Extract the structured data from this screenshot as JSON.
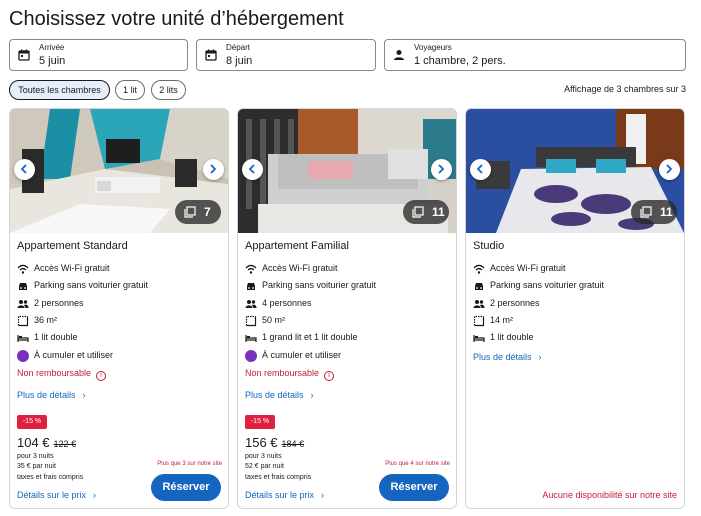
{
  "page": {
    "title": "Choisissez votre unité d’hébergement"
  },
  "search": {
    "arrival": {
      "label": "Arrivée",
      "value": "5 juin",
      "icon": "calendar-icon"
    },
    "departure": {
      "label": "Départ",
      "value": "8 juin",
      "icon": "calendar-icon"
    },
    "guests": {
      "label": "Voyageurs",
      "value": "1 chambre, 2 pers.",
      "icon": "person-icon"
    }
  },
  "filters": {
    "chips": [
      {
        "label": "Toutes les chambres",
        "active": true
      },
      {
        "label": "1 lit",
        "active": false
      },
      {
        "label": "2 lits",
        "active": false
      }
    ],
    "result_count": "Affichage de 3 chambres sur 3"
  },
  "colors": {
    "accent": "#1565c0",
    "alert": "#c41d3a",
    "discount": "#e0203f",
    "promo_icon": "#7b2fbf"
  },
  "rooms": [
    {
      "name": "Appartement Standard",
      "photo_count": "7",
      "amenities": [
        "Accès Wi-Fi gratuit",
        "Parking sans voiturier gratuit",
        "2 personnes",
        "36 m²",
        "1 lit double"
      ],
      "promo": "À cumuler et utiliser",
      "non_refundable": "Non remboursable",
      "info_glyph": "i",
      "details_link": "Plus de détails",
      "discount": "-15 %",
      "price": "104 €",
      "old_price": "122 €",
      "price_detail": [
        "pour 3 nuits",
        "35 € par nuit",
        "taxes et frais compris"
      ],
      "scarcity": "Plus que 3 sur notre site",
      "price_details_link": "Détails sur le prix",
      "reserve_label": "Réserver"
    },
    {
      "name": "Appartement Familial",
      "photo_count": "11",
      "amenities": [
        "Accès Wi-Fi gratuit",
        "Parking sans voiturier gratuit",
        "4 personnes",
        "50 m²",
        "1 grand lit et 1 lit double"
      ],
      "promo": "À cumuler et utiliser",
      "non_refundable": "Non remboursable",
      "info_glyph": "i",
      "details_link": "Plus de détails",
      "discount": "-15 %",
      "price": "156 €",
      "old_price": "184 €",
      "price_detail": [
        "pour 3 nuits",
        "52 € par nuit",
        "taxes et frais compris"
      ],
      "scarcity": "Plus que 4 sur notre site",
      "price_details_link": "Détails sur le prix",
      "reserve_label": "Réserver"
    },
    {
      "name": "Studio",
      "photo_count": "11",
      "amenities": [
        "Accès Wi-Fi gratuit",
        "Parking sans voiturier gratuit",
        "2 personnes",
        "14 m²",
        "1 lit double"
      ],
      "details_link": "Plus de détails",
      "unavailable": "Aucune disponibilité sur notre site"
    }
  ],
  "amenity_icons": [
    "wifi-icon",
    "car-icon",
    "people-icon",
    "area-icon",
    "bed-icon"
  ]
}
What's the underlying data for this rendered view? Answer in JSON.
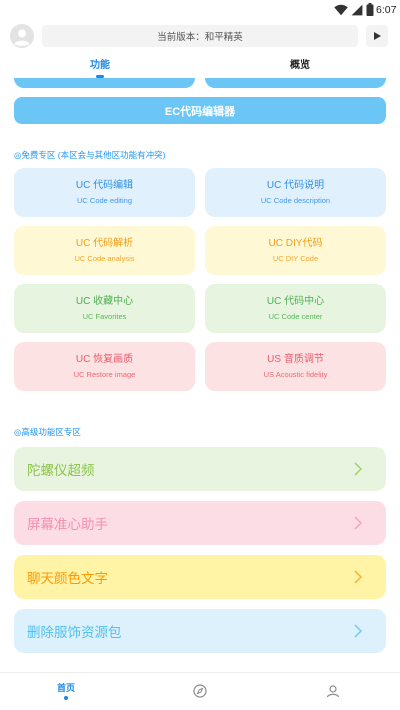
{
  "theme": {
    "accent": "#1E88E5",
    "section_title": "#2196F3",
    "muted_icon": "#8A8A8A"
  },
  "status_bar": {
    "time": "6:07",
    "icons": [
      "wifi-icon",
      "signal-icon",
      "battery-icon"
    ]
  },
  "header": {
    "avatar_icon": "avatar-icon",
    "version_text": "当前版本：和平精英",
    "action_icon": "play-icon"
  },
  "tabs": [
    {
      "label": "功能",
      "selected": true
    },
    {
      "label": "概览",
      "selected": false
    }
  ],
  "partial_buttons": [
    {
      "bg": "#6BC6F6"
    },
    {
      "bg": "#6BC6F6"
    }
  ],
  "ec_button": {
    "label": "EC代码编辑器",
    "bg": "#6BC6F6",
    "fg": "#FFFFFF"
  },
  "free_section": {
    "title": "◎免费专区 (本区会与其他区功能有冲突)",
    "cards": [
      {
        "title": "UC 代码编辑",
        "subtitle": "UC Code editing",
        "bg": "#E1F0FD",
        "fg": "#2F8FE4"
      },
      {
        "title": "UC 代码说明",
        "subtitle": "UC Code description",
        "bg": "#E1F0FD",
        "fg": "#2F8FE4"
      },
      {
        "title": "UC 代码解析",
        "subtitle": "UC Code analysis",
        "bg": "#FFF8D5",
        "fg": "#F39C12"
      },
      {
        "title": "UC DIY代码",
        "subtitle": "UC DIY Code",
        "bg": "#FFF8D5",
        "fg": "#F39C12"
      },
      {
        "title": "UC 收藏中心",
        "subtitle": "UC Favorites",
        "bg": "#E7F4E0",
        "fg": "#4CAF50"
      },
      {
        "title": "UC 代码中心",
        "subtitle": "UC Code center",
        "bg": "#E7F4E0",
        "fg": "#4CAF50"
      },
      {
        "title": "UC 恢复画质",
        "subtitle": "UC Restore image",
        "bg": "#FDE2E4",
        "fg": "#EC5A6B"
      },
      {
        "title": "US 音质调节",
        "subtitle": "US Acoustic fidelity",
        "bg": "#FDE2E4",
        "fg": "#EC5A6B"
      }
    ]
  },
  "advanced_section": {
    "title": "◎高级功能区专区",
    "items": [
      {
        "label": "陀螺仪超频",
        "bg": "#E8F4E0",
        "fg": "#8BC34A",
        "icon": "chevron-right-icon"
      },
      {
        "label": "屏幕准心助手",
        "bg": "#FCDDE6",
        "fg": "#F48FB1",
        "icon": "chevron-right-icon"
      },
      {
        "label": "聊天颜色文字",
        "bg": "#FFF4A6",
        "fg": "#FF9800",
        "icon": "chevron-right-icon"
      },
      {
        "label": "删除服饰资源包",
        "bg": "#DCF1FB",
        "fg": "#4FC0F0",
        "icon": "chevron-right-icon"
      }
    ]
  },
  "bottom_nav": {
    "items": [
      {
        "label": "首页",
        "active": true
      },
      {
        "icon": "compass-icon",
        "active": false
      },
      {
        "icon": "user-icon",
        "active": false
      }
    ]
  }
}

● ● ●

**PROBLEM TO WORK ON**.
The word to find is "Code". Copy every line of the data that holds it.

**RESULT BELOW**.
        "subtitle": "UC Code editing",
        "subtitle": "UC Code description",
        "subtitle": "UC Code analysis",
        "subtitle": "UC DIY Code",
        "subtitle": "UC Code center",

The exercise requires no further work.